Chapter 24: The Doctor Called It MS
“That’s weird,” I confided in Elgin (my husband) one April evening while in the shower. I inspected the tip of my index finger.
“What’s weird?” Elgin asked through a mouthful of toothpaste.
“My fingertip is tingling or asleep.” I was not too concerned until the weird sensation continued into the night, the next day, and then for days.
Looking back now, I can guess what caused the tingling. I had been playing volleyball for PE with the four secondary kids that afternoon. Scoring a point, a large student and I went to slap a high-five in celebration. He knocked me to the ground with a sucker punch to my hand. Holding my throbbing hand while seated on the floor, I scolded the high schooler. “What were you thinking?”
Feet shuffling and head down, the student confessed. “I just wondered what would happen if I did it. I’m sorry.”
“I should see a doctor in Anchorage,” I told Elgin a few days later. A trip to Anchorage meant a forty-five-minute bush flight to Cold Bay and a two-and-a-half-hour flight on the Reeve Aleutian Airways jet. Then I had to rent a car and find my way around Anchorage, a city I didn’t know yet, while searching for a hotel in a presumably safe area. The trip was not cheap either.

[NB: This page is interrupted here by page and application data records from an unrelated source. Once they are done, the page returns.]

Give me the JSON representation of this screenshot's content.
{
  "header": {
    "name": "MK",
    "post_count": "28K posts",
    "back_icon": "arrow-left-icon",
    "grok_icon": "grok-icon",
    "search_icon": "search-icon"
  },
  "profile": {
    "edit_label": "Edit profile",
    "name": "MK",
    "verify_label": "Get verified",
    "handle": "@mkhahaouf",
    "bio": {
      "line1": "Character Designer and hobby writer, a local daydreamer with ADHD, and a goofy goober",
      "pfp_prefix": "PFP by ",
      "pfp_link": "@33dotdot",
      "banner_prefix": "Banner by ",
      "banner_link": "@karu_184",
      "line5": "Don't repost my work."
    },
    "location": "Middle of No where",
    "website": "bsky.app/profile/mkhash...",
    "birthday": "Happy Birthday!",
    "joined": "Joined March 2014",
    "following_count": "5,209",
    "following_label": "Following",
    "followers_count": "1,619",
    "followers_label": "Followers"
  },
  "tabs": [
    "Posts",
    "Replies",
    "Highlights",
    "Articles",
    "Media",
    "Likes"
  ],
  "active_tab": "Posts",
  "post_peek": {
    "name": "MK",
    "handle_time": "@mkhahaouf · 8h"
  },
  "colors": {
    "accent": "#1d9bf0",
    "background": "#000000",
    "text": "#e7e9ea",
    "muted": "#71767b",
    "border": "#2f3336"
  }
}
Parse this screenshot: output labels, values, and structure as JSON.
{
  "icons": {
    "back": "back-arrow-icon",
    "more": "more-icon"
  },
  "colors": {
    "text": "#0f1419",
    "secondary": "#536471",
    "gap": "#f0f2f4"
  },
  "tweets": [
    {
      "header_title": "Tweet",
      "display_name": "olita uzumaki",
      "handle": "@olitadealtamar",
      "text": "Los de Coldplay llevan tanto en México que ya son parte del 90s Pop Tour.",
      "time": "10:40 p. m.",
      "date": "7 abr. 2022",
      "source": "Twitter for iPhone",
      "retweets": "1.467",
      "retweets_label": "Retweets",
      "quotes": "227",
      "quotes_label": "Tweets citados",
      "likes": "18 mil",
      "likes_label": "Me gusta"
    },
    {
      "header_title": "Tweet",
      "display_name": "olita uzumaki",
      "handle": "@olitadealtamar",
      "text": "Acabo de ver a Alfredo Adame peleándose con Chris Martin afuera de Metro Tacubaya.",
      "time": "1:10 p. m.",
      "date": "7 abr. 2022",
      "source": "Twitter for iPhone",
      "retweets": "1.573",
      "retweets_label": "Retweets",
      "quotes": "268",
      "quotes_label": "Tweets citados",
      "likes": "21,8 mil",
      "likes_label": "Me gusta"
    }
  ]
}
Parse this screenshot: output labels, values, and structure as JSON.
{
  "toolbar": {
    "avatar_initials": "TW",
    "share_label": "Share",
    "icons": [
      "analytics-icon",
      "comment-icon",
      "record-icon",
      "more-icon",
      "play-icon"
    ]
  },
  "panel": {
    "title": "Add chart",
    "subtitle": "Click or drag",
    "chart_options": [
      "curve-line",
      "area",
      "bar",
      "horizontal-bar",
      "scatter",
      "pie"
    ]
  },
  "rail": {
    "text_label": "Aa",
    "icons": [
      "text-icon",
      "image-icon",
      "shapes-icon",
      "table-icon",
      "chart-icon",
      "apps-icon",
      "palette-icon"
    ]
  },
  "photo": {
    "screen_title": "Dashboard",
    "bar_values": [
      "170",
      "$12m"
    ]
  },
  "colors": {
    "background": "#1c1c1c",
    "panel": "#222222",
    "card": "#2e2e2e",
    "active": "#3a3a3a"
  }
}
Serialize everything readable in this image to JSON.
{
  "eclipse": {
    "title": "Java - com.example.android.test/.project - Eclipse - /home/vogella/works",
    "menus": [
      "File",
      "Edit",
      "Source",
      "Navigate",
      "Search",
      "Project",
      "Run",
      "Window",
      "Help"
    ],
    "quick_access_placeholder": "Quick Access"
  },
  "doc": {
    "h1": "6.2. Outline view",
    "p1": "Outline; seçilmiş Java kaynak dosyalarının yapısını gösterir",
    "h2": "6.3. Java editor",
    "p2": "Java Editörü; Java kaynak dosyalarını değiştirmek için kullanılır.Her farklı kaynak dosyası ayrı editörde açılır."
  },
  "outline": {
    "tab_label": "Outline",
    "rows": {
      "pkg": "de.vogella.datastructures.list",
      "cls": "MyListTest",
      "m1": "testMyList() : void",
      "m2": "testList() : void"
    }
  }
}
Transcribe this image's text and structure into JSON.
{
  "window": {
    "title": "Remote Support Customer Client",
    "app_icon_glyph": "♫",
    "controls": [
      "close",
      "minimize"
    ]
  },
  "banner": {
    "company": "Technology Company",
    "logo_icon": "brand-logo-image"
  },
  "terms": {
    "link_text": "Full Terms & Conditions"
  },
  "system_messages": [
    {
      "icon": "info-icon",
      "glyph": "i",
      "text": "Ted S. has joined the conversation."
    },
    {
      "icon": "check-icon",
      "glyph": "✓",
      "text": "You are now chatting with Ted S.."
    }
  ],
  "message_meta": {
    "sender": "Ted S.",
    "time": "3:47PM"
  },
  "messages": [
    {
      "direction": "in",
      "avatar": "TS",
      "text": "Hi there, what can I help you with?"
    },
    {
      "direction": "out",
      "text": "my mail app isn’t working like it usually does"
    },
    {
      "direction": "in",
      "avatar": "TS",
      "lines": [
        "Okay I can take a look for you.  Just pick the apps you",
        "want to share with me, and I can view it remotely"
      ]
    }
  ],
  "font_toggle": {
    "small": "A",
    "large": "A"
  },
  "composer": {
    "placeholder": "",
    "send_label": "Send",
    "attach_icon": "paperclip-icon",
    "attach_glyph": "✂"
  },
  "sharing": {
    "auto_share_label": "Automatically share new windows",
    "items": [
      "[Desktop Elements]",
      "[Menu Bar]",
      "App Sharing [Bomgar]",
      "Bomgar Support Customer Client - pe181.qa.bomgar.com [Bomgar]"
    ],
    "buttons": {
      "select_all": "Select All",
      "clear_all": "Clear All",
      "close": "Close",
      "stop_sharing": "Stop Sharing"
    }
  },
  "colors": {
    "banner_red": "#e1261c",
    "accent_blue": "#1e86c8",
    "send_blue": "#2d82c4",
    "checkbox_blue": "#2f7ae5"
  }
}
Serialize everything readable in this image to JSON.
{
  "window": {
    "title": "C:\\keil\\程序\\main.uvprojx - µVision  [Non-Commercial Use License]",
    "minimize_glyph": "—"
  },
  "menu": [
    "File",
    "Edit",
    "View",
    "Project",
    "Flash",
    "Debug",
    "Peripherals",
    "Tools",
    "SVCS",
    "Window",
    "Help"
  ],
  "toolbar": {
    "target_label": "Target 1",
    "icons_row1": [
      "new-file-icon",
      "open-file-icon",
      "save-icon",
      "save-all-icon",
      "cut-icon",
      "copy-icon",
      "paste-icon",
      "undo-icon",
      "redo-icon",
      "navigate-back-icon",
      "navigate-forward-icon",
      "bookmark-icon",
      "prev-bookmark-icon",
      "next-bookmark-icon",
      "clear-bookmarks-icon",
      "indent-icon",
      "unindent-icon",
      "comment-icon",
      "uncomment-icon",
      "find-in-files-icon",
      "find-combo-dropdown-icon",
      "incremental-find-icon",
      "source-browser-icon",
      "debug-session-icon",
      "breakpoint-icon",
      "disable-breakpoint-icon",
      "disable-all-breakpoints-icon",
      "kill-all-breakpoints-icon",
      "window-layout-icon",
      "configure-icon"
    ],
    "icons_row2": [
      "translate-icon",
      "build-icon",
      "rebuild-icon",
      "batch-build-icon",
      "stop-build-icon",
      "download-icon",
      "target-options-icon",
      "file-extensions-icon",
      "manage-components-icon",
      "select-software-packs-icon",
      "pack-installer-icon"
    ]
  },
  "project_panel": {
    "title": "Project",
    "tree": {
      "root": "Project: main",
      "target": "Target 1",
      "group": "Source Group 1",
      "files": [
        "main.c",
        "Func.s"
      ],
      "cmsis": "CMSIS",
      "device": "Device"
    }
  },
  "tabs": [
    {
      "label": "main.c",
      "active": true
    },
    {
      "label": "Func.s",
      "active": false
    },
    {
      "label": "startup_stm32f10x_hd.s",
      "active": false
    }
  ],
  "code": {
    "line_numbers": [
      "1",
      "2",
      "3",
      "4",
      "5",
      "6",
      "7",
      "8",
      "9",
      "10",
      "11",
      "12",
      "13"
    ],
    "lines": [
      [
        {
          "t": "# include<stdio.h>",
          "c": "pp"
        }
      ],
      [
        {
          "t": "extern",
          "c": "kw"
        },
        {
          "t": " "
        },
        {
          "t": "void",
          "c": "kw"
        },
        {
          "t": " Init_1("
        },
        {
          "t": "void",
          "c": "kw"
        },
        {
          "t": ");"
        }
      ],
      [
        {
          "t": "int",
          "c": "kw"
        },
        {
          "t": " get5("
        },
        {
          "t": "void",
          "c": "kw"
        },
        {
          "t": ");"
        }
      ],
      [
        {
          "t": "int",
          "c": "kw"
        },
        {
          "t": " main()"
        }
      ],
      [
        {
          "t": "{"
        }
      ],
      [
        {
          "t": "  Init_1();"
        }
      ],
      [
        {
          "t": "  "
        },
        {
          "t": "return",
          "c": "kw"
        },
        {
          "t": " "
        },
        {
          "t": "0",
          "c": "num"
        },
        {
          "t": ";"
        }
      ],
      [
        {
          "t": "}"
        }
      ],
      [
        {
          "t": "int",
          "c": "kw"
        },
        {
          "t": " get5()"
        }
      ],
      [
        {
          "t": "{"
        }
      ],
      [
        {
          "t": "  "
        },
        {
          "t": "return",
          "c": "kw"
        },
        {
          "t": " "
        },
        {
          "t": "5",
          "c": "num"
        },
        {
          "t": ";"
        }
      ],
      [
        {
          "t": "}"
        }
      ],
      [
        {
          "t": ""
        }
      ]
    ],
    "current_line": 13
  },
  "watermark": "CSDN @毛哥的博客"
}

“I cannot teach the entire school by myself all day, and we have no one to substitute,” Elgin replied as the lead teacher of our two-teacher school. Sick time was not an option. We crawled in sick rather than leave the entire student body to the other. “A doctor may see you over Easter break,” he offered.
Chiropractor Dr. Dale Springhill made appointments for me on Thursday, Friday, Saturday, and early Sunday morning over the Easter weekend before my flight home. I required no classroom substitute by seeking help over the holiday weekend. No medical doctors planned on seeing patients unless I showed up in the emergency room, and urgent care clinics did not exist on every street corner yet.
Dr. Springhill was excellent. The adjustments failed to fix the tingling, though. He suspected multiple sclerosis or a pinched nerve and gave me the card of a neurologist in Seattle. It was the second time a doctor had suspected MS.
When I was fifteen years old, a language comprehension problem sent me in for an evaluation. Thirteen years had passed. MS symptoms waxed and waned, though no one ever mentioned multiple sclerosis again until now. What was MS anyway? With few resources and no medical websites available during the early days of the internet, I would have to wait until summer to figure this out.
Another symptom developed when I returned home. My arm began burning. I leaned against the cold classroom window to attain the only relief possible. My second bout of pneumonia forced me to sleep on the couch while struggling to breathe, which may have caused a pinched nerve, so I swept the possibility of MS under the rug. I was wrong.
In July, the neurologist identified one lesion in my brain with an MRI. “It may be multiple sclerosis, a degenerative disease. Schedule another appointment if you have more symptoms. I recommend not reading about the disease; it can cause you to believe you have symptoms you don’t.”
A diagnosis of multiple sclerosis was scary enough without considering the implications it might have on my career. A non-tenured teacher with skyrocketing medical bills and the need for sick days could cause an uncommitted school district to search for a better deal. For this reason, I kept the potential illness under wraps. Rather than using sick days, I pulled myself out of bed for years with the pep talk. get up. Tomorrow could be worse!
In the not-so-distant future, recurring symptoms caused me to act peculiar for those who didn’t know what was wrong with me. I struggled with confusion, vertigo, vision issues, balance problems, tingling, pain, cognitive deficits, and fatigue. I didn’t always grasp language, which meant reading aloud or speaking with my students was difficult. Strange combinations of words came out of my mouth and in email, forcing my secret out into the open. When the time came to inform our employer, it caused me grave concern for my job security. Fortunately, our highly sought-after technology skills counterbalanced my illness.
But in 1996, all I knew was the doctor had called it MS.
This is an excerpt from my Alaska memoir, “The Call of the Last Frontier: The True Story of a Woman’s Twenty-Year Alaska Adventure.” To learn more about my Alaska Adventure, MS journey and to see the photo gallery from the book, check out my author webpage at: www.MelissaCook.us
Melissa L. Cook, author of "The Call of the Last Frontier," lived an adventurous life teaching and raising her family in remote Alaska for twenty years. Diagnosed with MS in 1996, she learned to manage her illness remotely and eventually went on medical disability in 2011. Today, she resides near Yellowstone National Park in a small Wyoming farming community where she spends her free time exploring the back roads.